The exercise of our discretion under the concurrent sentence doctrine not to review the validity of the conviction for possession because of the undisputed validity of the conviction for uttering, involves no danger that the possession conviction affected the sentence imposed by the district court on the uttering count or that the evidence introduced on the possession count affected the jury's determination on the uttering count. See generally Note, The Federal Concurrent Sentence Doctrine, 70 Colum.L.Rev. 1099 (1970). As appellant was sentenced to four years in prison, considerably less than the 15-year maximum, 18 U.S.C. Sec. 472 (1970), it is quite clear that appellant will suffer no prejudice. United States v. Febre, supra, 425 F.2d at 113-114; United States v. Marino, supra, 421 F.2d at 642; United States v. Marshall, supra, 427 F.2d at 438. Nor can it properly be argued that the evidence admissible under Count II influenced the jury to return a verdict of guilty on Count I. The only element of the crime that was controverted by appellant at the trial was his knowledge of the counterfeit nature of the notes. On this issue, the government stressed the fact that the notes were so badly forged as to be "amateur money," that appellant's explanation of how he obtained the notes was quite implausible and that appellant paid an $8.15 bill with four $5 notes, all of which were counterfeit (even though he had sufficient bona fide currency). There was also evidence of prior convictions which served to impeach appellant's credibility. There is no valid suggestion of possible prejudice from the "spill over" of evidence of possession.
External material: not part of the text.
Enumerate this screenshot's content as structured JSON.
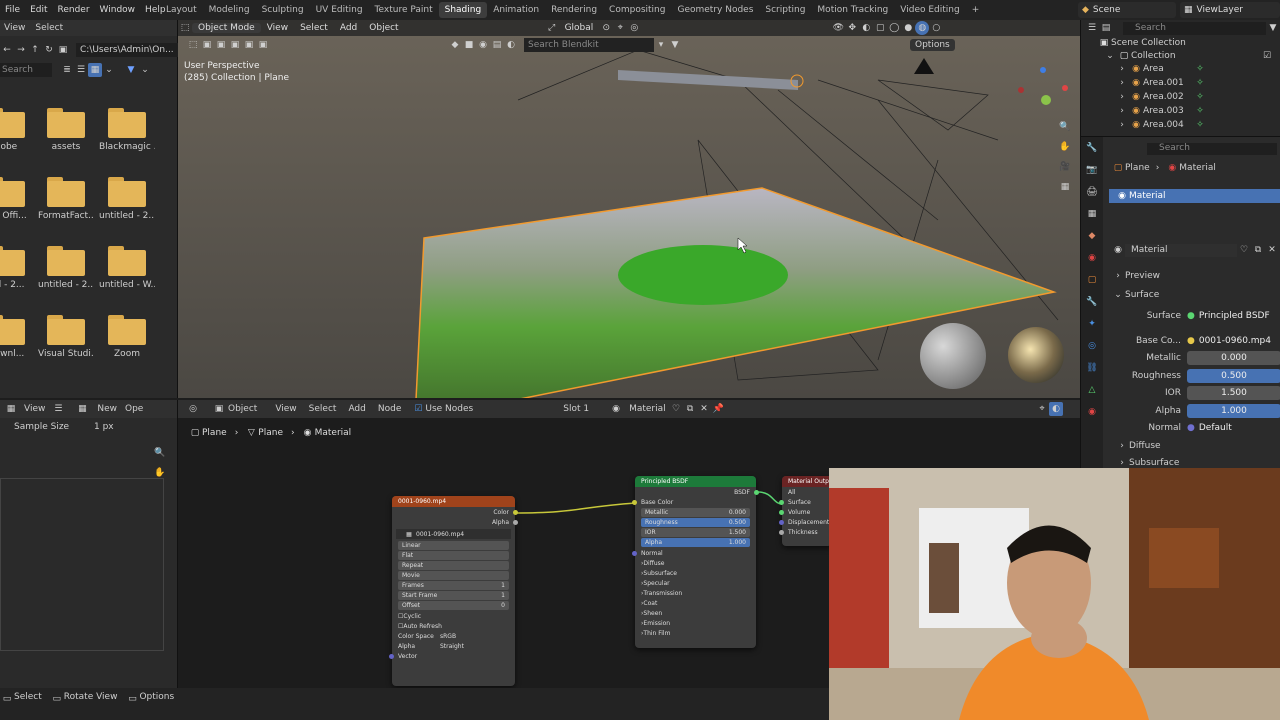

See United States v. Jenkins, supra; United States v. Febre, supra.
Therefore, because appellant will not be prejudiced by our not reviewing the validity of the conviction for possession, and, because the special circumstances of this case would require not merely appellate review but also an initial hearing on the question of the arrest and the possibility of the existence in that connection of exigent circumstances, this court, without considering the validity of the conviction on Count II, affirms the judgment of conviction.
Of the United States District Court for the Western District of New York, sitting by designation